Adult white-tailed deer have reddish-brown coats in summer which fade to a duller grayish-brown in winter. Bucks are recognizable in the summer and fall by their prominent set of antlers, which are grown annually and fall off in the winter. Typically, only the bucks grow antlers, which bear a number of tines, or sharp points. Females are called does. Occasionally venturing out in the daylight hours, white-tailed deer are primarily nocturnal or crepuscular, browsing mainly at dawn and dusk. In the wild, white-tails, particularly the young, are preyed upon by bobcats, mountain lions, and coyotes. They use speed and agility to outrun predators, sprinting up to 30 miles per hour and leaping as high as 10 feet vertically and as far as 30 feet horizontally in a single bound.
White-tailed deer, the smallest members of the North American deer family, are found from southern Canada to South America.
In the heat of summer, they typically inhabit fields and meadows using clumps of broad-leaved and coniferous forests for shade. During the winter, they generally keep to forests, preferring coniferous stands that provide shelter from the harsh elements.
During the mating season, also called the rut, bucks fight over territory by using their antlers in sparring matches. Does give birth to one to three young at a time, usually in May or June after a gestation period of seven months. Young deer, called fawns, wear a reddish-brown coat with white spots that help them blend in with the forest.
In the wild: 3-10 years
In human care: 6-14 years

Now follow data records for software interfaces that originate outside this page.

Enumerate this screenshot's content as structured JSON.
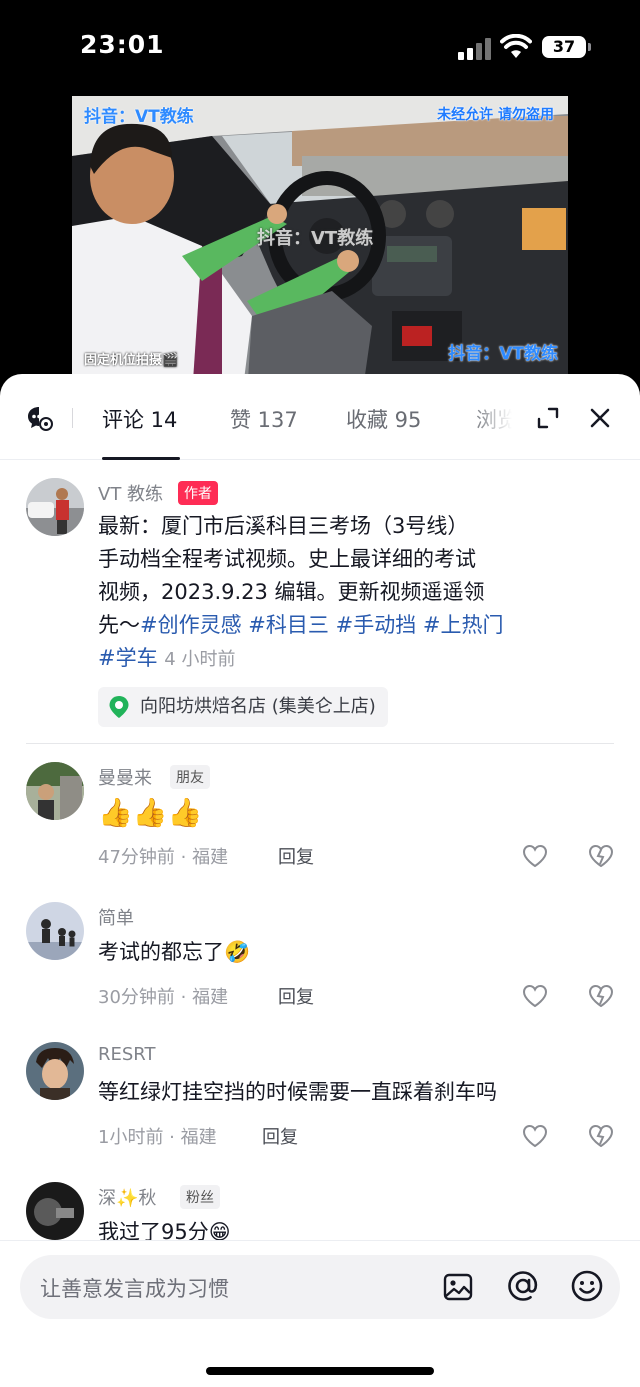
{
  "status_bar": {
    "time": "23:01",
    "battery": "37"
  },
  "video": {
    "watermark_top_left": "抖音：VT教练",
    "watermark_top_right": "未经允许 请勿盗用",
    "watermark_center": "抖音：VT教练",
    "watermark_bottom_right": "抖音：VT教练",
    "watermark_bottom_left": "固定机位拍摄🎬"
  },
  "tabs": [
    {
      "label": "评论 14",
      "active": true
    },
    {
      "label": "赞 137"
    },
    {
      "label": "收藏 95"
    },
    {
      "label": "浏览"
    }
  ],
  "author_comment": {
    "name": "VT 教练",
    "tag": "作者",
    "lines": [
      "最新：厦门市后溪科目三考场（3号线）",
      "手动档全程考试视频。史上最详细的考试",
      "视频，2023.9.23 编辑。更新视频遥遥领"
    ],
    "line4_prefix": "先～",
    "hashtags": [
      "#创作灵感",
      "#科目三",
      "#手动挡",
      "#上热门",
      "#学车"
    ],
    "time": "4 小时前",
    "location": "向阳坊烘焙名店 (集美仑上店)"
  },
  "comments": [
    {
      "name": "曼曼来",
      "tag": "朋友",
      "text": "",
      "emoji": "👍👍👍",
      "meta": "47分钟前 · 福建",
      "reply": "回复"
    },
    {
      "name": "简单",
      "text": "考试的都忘了",
      "emoji": "🤣",
      "meta": "30分钟前 · 福建",
      "reply": "回复"
    },
    {
      "name": "RESRT",
      "text": "等红绿灯挂空挡的时候需要一直踩着刹车吗",
      "meta": "1小时前 · 福建",
      "reply": "回复"
    },
    {
      "name": "深✨秋",
      "tag": "粉丝",
      "text": "我过了95分",
      "emoji": "😁"
    }
  ],
  "input": {
    "placeholder": "让善意发言成为习惯"
  },
  "colors": {
    "accent_red": "#fe2c55",
    "hashtag_blue": "#2a5baf"
  }
}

White-tailed deer are herbivores, leisurely grazing on most available plant foods. Their stomachs allow them to digest a varied diet, including leaves, twigs, fruits and nuts, grass, corn, alfalfa, and even lichens and other fungi.